    Defending your work properly. Many of the people that tell you "no" or that you're wrong are highly successful individuals that get shit done. If you can help them get a win, then all of a sudden they will become a massive advocate. Your gut reaction is many times right but don't just react or build. Take time to process. Learn to shut up and let things go. Let people know you heard and listened and that you'll consider it. Instead of design lingo learn to use persuasive business words that business people understand.

  9. 18:30

    How design teams can leverage these principles to build vision, consensus, plans, and designs that everyone can believe in. Use design thinking practices! Use principles and values to ensure you're on the same page. If you don't have any structure or framework it can be hard to know where to apply your creativity, and that makes for very dispersed shotgun approaches - and can end up focusing on things that actually might not need creativity. Hence, design language and UI frameworks. Creativity lives within structure. When things stop working, it's time to look at your principles.

    "Principles are uncovered, not necessarily developed."
  10. 23:00

    Rick and Anthony discuss how we onboard new clients to introduce our new Client Partners to Funsize, our principles, process, and our company culture.

  11. 28:00

    We couldn't find that Staind video so please tweet us if you find it!

  12. 29:00

    A sidebar conversation reminiscing about a punk rock era.
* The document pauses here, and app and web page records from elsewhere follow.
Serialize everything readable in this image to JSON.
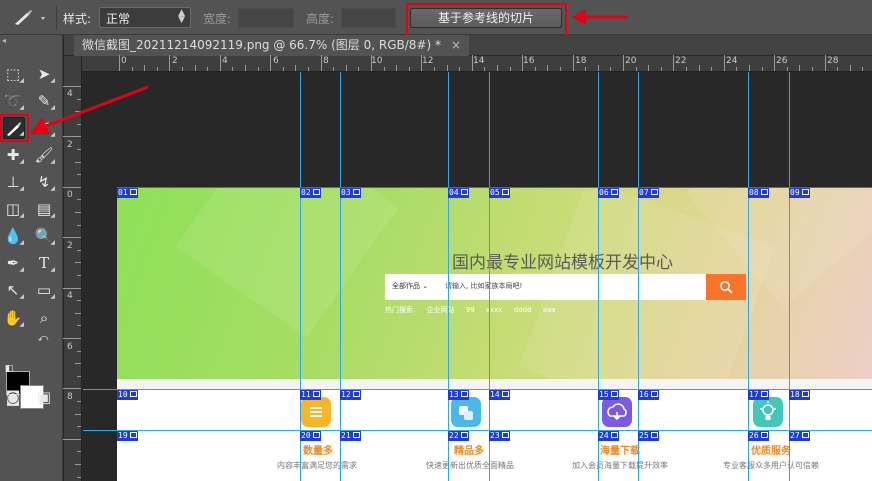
{
  "options_bar": {
    "style_label": "样式:",
    "style_value": "正常",
    "width_label": "宽度:",
    "height_label": "高度:",
    "slice_button": "基于参考线的切片"
  },
  "document": {
    "tab_title": "微信截图_20211214092119.png @ 66.7% (图层 0, RGB/8#) *",
    "close_glyph": "×"
  },
  "rulers": {
    "horizontal": [
      "0",
      "2",
      "4",
      "6",
      "8",
      "10",
      "12",
      "14",
      "16",
      "18",
      "20",
      "22",
      "24",
      "26",
      "28"
    ],
    "vertical": [
      "4",
      "2",
      "0",
      "2",
      "4",
      "6",
      "8"
    ]
  },
  "banner": {
    "title": "国内最专业网站模板开发中心",
    "search_category": "全部作品 ⌄",
    "search_placeholder": "请输入, 比如家族本局吧!",
    "search_button_icon": "search-icon",
    "hot_label": "热门搜索:",
    "hot_terms": [
      "企业网站",
      "99",
      "xxxx",
      "dddd",
      "aaa"
    ]
  },
  "features": [
    {
      "title": "数量多",
      "desc": "内容丰富满足您的需求",
      "icon": "list-icon",
      "color": "#f8b52a"
    },
    {
      "title": "精品多",
      "desc": "快速更新出优质全面精品",
      "icon": "squares-icon",
      "color": "#4bb8e8"
    },
    {
      "title": "海量下载",
      "desc": "加入会员海量下载提升效率",
      "icon": "cloud-download-icon",
      "color": "#7b5be0"
    },
    {
      "title": "优质服务",
      "desc": "专业客服众多用户认可信赖",
      "icon": "lightbulb-icon",
      "color": "#45c7b8"
    }
  ],
  "slices": {
    "row1": [
      "01",
      "02",
      "03",
      "04",
      "05",
      "06",
      "07",
      "08",
      "09"
    ],
    "row2": [
      "10",
      "11",
      "12",
      "13",
      "14",
      "15",
      "16",
      "17",
      "18"
    ],
    "row3": [
      "19",
      "20",
      "21",
      "22",
      "23",
      "24",
      "25",
      "26",
      "27"
    ]
  },
  "colors": {
    "annotation": "#e60012",
    "guide": "#2fa7e6",
    "slice_label": "#1f3bdb",
    "accent_orange": "#f7742a"
  }
}
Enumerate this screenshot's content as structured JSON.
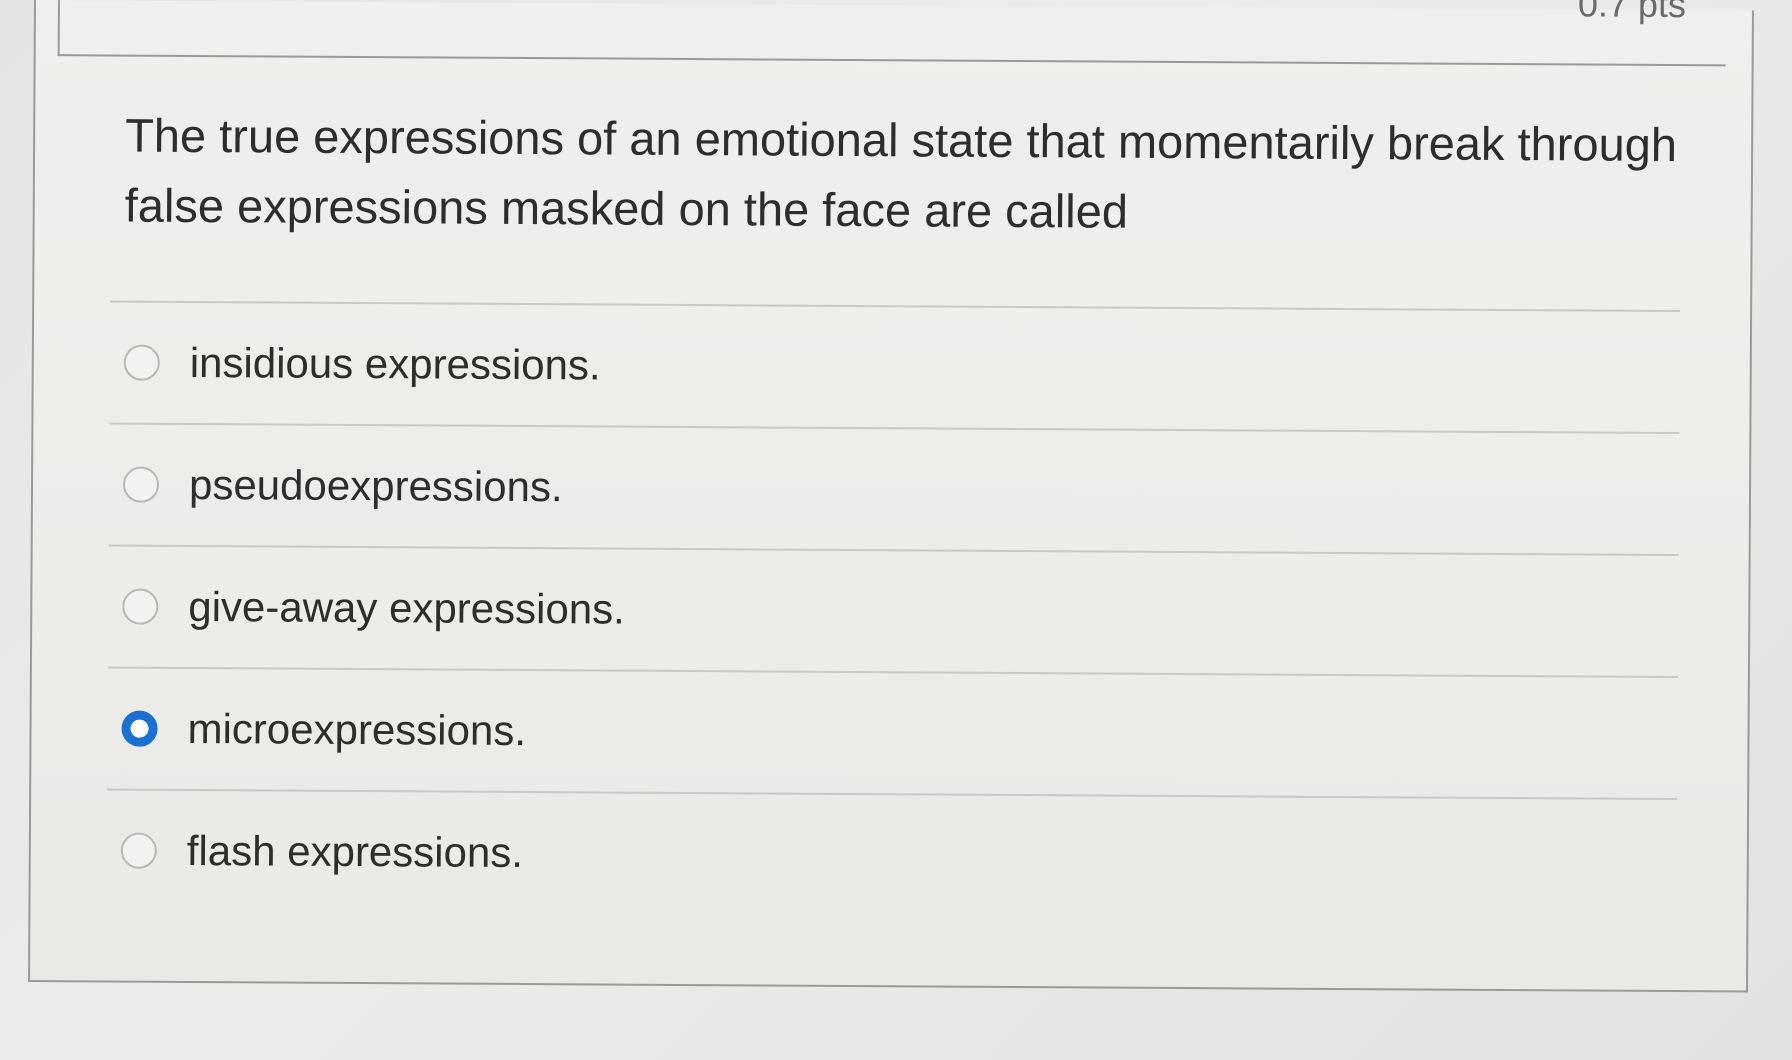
{
  "question": {
    "points": "0.7 pts",
    "text": "The true expressions of an emotional state that momentarily break through false expressions masked on the face are called"
  },
  "answers": [
    {
      "label": "insidious expressions.",
      "selected": false
    },
    {
      "label": "pseudoexpressions.",
      "selected": false
    },
    {
      "label": "give-away expressions.",
      "selected": false
    },
    {
      "label": "microexpressions.",
      "selected": true
    },
    {
      "label": "flash expressions.",
      "selected": false
    }
  ],
  "colors": {
    "selected_radio": "#1a6fd0",
    "text": "#2d2d2b",
    "border": "#9a9a98"
  }
}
  13. 31:00

    Hustle Podcast Season 1 conclusion and announcement of Season 2.

  14. Links